- [Problem to work on]
Count every line below containing "Business"; state the number only.

────────────────────────────────────────

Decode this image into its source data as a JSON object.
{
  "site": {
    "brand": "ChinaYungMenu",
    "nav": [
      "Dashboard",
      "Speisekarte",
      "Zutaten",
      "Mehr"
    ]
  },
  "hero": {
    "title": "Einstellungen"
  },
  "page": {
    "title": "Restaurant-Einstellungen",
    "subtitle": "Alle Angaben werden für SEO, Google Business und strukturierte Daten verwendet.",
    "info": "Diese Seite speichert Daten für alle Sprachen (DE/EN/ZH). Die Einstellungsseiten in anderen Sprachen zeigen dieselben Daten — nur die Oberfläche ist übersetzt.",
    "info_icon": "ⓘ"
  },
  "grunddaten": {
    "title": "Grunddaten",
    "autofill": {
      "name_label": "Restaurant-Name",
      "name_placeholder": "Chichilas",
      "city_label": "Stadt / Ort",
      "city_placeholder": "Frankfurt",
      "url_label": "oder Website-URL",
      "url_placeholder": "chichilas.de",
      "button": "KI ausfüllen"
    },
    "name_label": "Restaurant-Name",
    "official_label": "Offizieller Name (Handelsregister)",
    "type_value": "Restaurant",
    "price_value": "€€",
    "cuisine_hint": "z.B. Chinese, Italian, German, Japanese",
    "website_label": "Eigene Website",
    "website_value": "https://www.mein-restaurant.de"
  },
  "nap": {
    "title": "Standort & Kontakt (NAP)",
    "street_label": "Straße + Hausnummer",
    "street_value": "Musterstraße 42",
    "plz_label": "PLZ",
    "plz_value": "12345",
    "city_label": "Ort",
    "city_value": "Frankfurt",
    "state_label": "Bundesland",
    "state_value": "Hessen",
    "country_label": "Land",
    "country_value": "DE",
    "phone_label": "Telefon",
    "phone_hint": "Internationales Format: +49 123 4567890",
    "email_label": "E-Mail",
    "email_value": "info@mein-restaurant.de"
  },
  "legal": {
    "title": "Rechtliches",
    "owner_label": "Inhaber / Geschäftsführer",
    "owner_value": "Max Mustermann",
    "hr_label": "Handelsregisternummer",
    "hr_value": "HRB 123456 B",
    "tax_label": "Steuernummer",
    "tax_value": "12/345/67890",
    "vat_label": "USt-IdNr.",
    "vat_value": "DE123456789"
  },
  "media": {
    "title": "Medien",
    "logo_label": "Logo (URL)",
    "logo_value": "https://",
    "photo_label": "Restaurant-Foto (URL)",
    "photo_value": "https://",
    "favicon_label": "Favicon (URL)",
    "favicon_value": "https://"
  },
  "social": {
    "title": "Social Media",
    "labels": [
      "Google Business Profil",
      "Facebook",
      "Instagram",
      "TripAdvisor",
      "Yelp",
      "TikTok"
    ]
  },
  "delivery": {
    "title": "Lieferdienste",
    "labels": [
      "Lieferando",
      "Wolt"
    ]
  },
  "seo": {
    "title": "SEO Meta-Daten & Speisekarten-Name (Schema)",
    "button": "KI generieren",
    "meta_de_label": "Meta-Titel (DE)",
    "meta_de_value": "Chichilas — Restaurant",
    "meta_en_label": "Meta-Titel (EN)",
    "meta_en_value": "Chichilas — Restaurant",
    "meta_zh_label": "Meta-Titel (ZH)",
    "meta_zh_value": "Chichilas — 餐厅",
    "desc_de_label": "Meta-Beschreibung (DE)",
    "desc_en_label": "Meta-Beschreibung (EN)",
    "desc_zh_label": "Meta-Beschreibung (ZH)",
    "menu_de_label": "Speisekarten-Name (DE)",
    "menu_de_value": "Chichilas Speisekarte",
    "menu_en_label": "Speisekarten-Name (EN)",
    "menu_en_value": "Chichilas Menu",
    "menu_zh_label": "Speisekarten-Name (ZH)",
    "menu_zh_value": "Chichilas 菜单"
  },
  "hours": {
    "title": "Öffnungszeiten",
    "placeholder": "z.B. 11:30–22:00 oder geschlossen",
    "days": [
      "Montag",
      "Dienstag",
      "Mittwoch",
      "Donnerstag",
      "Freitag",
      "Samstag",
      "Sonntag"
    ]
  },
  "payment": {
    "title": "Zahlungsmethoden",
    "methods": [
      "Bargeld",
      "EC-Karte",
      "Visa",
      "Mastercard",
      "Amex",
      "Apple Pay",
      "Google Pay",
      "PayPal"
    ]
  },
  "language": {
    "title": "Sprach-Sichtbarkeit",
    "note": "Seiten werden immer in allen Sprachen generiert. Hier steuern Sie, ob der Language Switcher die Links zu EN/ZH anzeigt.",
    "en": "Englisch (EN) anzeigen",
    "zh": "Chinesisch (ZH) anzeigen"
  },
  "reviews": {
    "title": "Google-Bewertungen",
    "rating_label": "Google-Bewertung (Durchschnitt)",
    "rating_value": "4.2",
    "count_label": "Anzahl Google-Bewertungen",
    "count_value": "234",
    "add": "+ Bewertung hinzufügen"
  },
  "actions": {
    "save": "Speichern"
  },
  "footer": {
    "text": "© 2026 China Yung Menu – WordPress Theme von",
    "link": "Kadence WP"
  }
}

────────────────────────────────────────

- [Written answer]
2